▸ TASK ITEM:
When a line of the entries contains "button", please list that line.

▸ PROVIDED RECORDS:
- Opening Delimiter -
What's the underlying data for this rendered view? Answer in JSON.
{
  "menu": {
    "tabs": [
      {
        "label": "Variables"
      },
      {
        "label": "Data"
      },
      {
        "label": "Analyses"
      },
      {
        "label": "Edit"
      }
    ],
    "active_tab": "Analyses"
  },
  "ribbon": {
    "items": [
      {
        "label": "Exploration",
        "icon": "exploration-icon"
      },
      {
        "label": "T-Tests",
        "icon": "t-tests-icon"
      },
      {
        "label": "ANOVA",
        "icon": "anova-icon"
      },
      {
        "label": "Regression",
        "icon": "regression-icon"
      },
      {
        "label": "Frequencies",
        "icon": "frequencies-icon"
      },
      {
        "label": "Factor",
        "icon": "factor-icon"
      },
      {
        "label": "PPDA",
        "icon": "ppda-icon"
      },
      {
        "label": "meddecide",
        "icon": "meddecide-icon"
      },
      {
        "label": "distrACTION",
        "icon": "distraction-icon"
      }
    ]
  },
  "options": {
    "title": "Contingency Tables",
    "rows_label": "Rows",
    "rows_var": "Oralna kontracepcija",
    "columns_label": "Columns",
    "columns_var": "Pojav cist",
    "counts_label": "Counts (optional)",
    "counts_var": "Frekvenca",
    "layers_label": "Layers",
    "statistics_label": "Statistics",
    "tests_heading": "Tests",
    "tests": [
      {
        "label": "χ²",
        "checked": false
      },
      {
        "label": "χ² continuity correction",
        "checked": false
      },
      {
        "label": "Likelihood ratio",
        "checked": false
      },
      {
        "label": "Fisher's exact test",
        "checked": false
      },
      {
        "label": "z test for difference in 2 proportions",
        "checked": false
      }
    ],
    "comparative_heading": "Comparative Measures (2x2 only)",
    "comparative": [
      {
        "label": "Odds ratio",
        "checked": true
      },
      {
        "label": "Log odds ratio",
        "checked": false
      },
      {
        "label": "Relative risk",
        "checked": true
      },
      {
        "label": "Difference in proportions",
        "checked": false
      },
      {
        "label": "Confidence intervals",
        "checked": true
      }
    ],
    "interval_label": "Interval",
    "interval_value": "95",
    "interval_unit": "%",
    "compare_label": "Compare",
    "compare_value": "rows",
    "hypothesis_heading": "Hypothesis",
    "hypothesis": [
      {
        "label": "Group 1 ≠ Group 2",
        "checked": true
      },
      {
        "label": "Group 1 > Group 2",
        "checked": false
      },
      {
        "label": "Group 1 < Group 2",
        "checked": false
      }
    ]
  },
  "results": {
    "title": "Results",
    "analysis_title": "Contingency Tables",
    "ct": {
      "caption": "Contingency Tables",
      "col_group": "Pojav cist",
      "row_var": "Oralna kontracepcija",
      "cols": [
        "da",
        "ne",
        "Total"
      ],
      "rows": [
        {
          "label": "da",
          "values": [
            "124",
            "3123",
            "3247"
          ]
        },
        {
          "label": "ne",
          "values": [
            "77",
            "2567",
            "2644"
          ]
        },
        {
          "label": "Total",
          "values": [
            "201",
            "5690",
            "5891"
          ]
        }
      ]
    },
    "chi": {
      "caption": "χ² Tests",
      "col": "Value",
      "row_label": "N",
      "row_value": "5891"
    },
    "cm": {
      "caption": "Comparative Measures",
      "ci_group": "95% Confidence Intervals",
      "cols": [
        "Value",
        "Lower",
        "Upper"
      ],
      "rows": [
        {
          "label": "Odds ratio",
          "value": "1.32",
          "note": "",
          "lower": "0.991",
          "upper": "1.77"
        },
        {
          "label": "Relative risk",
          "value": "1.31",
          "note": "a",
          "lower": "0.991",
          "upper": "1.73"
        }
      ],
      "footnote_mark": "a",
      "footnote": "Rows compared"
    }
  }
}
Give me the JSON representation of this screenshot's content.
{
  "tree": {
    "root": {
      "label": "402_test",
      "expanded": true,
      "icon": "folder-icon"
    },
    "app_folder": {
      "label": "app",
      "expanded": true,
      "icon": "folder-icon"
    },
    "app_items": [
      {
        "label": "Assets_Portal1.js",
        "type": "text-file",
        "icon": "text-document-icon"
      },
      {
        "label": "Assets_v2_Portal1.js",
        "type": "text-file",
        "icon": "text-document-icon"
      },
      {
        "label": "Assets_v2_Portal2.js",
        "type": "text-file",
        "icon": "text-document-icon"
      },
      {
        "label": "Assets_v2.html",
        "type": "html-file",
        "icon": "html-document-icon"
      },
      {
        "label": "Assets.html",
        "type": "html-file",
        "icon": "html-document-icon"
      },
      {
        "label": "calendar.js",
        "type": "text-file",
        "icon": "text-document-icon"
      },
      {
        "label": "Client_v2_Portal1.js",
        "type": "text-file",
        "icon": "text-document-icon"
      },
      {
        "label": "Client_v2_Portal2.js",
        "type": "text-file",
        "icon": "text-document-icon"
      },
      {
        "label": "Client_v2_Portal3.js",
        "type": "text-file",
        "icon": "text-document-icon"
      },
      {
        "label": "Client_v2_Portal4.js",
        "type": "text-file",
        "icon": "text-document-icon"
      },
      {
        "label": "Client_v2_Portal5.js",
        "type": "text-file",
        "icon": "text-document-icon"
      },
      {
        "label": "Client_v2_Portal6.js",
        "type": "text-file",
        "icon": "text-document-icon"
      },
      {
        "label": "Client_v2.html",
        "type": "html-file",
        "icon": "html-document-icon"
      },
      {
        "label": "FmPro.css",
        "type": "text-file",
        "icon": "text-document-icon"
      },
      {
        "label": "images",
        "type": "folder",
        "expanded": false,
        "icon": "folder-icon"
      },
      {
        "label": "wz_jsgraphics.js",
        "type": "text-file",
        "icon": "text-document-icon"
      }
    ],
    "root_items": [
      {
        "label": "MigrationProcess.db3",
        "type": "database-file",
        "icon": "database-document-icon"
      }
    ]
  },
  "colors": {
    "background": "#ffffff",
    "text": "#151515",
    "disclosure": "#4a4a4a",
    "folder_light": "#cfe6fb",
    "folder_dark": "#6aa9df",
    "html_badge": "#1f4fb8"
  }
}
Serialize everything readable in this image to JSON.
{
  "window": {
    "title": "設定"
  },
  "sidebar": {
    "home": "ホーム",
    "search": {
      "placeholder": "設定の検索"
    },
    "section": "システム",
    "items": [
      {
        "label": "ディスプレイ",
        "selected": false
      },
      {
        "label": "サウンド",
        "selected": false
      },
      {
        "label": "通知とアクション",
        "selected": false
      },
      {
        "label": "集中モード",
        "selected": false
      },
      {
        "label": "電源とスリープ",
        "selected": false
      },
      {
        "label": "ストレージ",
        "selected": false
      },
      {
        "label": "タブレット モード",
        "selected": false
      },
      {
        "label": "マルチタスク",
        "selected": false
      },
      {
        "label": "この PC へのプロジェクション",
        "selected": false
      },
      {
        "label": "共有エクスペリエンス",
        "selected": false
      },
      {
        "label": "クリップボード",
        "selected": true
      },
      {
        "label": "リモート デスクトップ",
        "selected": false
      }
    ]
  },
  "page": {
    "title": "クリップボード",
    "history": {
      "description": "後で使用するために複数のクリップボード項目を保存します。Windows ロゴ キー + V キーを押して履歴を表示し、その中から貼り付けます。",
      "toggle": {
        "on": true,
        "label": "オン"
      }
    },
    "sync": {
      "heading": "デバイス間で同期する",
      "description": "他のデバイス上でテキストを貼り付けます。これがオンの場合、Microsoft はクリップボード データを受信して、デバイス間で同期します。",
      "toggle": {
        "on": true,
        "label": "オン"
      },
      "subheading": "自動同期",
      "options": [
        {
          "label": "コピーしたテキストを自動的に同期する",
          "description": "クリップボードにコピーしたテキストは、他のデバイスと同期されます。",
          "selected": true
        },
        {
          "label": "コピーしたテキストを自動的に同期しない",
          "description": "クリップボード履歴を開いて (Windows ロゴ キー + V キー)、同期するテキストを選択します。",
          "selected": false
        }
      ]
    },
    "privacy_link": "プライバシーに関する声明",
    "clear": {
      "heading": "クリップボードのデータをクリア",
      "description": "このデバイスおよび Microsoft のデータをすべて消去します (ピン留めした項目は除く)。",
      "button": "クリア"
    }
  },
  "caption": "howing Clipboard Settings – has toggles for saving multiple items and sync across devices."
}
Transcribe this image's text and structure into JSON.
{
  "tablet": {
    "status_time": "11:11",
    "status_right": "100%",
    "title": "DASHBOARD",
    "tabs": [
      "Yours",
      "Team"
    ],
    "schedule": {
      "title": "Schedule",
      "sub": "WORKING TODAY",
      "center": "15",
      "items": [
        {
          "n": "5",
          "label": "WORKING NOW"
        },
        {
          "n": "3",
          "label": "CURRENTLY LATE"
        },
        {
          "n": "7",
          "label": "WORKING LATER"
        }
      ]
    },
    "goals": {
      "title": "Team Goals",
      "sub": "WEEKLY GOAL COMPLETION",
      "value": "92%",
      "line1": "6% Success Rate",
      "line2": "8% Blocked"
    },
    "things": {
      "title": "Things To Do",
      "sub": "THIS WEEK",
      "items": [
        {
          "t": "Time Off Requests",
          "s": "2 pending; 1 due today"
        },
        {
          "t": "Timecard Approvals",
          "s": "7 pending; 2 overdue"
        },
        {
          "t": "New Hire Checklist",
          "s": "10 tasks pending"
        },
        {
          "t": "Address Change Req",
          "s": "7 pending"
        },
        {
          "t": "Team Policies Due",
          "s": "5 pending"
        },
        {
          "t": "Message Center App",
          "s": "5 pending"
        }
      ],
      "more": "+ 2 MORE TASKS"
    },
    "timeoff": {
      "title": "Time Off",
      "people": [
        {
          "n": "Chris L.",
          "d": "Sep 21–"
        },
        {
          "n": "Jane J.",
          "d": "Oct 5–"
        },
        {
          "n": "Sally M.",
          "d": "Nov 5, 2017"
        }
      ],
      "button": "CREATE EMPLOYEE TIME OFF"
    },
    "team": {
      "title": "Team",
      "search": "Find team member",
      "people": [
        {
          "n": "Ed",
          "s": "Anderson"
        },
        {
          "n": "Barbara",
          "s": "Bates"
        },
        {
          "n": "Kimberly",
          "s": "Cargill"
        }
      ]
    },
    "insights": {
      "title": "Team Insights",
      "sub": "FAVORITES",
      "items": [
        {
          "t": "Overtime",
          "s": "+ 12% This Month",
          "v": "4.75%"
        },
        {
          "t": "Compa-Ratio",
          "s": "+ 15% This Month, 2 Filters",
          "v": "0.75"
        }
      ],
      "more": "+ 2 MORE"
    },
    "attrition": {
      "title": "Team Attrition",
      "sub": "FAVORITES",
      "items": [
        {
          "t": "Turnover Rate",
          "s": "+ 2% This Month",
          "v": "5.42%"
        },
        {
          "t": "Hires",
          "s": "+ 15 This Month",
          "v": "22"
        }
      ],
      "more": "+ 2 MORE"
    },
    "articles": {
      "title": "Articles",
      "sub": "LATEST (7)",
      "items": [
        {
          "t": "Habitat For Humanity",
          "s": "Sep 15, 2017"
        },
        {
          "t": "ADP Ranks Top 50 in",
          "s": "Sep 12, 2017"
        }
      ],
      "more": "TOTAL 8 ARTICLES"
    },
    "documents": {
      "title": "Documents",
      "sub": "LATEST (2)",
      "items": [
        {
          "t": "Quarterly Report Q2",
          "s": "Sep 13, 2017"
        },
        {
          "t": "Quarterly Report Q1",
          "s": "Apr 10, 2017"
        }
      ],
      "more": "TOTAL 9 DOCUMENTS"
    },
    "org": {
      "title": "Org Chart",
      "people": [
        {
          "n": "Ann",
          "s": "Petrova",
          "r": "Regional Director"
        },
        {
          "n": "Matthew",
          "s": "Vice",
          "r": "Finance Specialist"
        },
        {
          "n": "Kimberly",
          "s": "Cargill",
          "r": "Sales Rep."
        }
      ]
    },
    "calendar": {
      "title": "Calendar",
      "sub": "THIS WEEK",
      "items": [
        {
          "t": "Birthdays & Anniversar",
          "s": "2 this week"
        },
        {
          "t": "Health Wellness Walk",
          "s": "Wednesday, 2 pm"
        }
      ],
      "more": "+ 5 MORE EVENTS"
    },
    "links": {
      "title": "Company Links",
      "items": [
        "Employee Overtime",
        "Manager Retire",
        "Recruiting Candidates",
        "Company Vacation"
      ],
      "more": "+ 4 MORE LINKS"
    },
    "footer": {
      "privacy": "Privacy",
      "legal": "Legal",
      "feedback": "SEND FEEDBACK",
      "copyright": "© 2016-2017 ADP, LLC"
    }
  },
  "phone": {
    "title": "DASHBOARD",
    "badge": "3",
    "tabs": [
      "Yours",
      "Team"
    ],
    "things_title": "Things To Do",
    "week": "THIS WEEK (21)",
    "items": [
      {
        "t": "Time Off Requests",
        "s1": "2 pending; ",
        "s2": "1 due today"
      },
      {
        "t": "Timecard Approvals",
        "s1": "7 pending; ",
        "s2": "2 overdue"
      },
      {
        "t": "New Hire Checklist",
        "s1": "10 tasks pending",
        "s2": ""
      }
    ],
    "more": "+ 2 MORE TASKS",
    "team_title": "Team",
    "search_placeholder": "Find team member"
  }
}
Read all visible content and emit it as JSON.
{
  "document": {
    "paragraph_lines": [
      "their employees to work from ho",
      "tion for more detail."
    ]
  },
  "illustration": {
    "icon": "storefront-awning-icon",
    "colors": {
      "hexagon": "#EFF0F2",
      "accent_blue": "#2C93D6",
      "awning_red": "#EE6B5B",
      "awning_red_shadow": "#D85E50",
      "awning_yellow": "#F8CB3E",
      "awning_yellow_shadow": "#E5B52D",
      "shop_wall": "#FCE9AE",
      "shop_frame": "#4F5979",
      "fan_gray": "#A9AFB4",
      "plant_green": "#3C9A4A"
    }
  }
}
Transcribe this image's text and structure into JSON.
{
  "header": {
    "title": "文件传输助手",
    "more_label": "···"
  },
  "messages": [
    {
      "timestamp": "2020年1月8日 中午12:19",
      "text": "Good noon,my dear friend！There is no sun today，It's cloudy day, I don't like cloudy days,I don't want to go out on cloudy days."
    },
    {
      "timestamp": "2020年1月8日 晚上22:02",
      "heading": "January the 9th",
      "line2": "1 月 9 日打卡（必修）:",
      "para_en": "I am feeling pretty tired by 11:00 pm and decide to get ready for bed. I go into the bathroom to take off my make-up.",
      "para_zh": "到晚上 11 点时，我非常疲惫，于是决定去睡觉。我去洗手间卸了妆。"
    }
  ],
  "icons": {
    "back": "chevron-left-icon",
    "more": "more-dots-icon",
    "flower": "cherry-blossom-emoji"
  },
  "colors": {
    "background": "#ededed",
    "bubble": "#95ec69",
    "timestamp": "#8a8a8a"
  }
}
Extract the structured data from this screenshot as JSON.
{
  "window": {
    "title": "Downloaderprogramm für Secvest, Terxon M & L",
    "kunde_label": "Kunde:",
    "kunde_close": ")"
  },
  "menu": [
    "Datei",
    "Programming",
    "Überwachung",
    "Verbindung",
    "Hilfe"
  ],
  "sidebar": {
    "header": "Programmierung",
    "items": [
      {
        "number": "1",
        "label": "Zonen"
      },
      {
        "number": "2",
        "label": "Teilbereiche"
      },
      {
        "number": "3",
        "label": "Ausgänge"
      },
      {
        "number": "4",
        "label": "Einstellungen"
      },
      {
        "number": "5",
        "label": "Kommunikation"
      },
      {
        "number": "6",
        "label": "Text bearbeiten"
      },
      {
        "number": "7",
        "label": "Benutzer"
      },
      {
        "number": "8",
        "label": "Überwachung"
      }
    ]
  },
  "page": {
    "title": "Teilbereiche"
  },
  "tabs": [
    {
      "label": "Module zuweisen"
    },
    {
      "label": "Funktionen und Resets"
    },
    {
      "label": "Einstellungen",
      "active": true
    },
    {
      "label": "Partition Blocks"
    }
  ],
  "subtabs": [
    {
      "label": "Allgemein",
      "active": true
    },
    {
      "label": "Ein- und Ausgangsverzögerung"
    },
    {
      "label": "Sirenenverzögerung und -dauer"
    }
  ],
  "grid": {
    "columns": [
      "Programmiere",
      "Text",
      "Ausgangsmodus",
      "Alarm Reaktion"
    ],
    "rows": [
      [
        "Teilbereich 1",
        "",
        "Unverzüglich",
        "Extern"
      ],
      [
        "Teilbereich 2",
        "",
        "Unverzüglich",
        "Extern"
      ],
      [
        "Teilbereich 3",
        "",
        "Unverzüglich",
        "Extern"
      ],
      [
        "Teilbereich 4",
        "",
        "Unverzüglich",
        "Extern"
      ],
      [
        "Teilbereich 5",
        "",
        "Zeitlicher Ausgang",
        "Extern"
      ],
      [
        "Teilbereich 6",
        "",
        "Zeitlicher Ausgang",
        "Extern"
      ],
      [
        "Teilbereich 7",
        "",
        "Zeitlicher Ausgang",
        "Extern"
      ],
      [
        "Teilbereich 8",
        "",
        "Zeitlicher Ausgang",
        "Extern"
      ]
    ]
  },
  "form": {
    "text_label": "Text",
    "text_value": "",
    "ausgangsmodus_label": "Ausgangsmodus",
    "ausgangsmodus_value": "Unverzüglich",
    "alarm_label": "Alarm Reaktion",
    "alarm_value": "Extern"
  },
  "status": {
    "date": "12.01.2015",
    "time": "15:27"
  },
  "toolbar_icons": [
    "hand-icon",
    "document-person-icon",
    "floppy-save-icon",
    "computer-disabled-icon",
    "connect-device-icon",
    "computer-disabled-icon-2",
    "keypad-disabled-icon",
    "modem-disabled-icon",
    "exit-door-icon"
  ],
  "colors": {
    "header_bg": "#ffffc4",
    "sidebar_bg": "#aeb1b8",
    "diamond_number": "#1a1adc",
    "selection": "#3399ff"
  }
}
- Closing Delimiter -
▸ TASK ANSWER:
      "button": "クリア"
      "button": "CREATE EMPLOYEE TIME OFF"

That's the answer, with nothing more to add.